Some laypeople have commented that the City of Ten Thousand Buddhas seems to have a magnetic pull that makes them want to fly here without knowing why. They say they have to come at least once a year or else they won't feel at ease. Last year I met two young Singaporean women who flew in and went to the International Translation Institute. These two women said they had planned not to come this year, since they came every other year and they thought it wouldn't matter if they missed one year. They wanted to visit other temples and take a look. It so happened that an elderly lady had wanted to come to the City for a long time but didn't know how to get here. She heard that these two young women were familiar with the City and asked them to show her how to get here. They told her, "Sorry, but we're not going this year." The elderly lady was of course quite disappointed. That night, the two young women dreamed of the Venerable Master, who said, "Why is it that when I tell you to go east, you go west? Why do you always do the opposite of what I ask?"
The very next day, those two young women called the elderly lady up and told her, "We've changed our minds. We're going to the City after all, and you can come with us." The old lady was delighted and came with them.
There was a similar case in the summer camp this year. One mother had planned not to come this year, having been here before. The day she decided not to come, she went home from work and set her alarm to wake up the next morning. Before it was time to wake up, however, she heard a voice saying, "Get up! Get up! It's time to get up!" She thought, "My husband is out of town, and there's only my little boy in the house. Why is there a man's voice?" The voice kept prodding her to get up, so she opened one eye reluctantly, and was shocked—she was at the City of Ten Thousand Buddhas already, and was climbing the stairs!
"Oh no, this can't be! I can't be here, I haven't even taken the plane.
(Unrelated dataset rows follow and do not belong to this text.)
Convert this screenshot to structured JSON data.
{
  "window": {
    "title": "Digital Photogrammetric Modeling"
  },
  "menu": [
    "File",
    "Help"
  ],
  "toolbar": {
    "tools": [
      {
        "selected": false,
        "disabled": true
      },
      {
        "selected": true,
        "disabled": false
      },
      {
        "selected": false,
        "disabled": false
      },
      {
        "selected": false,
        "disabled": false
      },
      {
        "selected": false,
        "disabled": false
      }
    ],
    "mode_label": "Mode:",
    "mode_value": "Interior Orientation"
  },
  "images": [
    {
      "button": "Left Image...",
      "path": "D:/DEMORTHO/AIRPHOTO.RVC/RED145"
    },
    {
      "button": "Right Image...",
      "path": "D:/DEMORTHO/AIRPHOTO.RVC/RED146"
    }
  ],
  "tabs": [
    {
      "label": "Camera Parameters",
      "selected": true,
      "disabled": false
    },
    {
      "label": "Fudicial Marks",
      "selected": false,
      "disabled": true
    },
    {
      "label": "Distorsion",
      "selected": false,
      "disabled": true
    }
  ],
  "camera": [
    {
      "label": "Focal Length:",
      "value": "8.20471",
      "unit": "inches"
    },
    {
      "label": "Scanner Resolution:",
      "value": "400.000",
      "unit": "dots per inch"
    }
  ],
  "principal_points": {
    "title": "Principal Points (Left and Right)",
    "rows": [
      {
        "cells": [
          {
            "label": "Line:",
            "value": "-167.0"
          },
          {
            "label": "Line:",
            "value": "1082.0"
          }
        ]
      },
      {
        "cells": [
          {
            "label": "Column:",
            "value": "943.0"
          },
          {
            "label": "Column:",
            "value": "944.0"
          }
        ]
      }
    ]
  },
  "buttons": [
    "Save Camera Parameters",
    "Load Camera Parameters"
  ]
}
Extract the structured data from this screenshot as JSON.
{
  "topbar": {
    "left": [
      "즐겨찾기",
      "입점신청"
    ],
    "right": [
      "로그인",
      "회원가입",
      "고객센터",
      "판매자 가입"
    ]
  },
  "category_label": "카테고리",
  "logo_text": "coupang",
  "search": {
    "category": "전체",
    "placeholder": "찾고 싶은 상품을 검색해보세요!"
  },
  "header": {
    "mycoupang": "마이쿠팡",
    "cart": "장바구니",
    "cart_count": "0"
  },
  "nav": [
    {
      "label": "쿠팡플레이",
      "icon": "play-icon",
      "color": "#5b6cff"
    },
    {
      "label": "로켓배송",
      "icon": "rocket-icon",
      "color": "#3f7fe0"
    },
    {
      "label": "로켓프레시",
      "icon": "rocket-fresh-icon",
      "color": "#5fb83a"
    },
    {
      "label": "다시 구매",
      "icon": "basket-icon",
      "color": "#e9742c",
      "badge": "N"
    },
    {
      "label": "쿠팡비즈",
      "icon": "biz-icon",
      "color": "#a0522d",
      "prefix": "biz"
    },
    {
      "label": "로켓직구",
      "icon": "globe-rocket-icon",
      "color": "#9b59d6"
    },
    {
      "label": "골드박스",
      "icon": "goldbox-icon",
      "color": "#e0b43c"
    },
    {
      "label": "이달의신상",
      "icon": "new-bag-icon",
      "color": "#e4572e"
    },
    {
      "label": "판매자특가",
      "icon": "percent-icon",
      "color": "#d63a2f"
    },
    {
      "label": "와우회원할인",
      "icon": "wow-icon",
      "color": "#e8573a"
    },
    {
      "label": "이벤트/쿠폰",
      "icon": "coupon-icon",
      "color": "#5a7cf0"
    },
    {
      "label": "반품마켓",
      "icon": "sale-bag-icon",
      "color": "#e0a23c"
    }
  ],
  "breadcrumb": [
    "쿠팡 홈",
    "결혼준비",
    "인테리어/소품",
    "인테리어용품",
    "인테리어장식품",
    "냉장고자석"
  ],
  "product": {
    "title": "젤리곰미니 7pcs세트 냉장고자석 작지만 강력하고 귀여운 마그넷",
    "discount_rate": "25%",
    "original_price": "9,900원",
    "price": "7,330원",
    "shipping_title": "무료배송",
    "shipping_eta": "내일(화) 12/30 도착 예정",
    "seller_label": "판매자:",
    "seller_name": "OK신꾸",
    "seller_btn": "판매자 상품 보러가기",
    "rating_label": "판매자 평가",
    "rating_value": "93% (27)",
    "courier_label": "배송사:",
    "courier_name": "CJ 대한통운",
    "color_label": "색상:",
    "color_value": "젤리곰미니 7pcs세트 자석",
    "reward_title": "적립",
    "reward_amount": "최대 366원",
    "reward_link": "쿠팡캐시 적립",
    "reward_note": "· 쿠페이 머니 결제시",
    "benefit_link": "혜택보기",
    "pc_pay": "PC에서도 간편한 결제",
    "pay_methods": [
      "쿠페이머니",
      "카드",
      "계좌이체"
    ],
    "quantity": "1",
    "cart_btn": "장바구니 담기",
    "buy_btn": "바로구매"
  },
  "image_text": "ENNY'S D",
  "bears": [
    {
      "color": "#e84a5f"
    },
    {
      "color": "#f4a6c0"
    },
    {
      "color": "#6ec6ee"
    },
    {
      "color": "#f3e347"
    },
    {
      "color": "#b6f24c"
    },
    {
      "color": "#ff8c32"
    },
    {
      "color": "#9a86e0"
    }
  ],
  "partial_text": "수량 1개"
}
I need to go to work, I can't come." But her feet were already walking on the grounds of the City. After she woke up, she decided she'd better come this year. Even the Buddhas and Bodhisattvas were taking roll and wanted her to come to the City.
As for the City of Ten Thousand Buddhas, the Master once said, "Everything is made from the mind. If you have good thoughts, then even what is not good will become good." The Master also said, "In our Way-place, the monks are worth a million, and so are the laypeople. Everyone is important here. Don't look down on yourself." We must have firm faith, and then we won't have so many afflictions. Amitofo.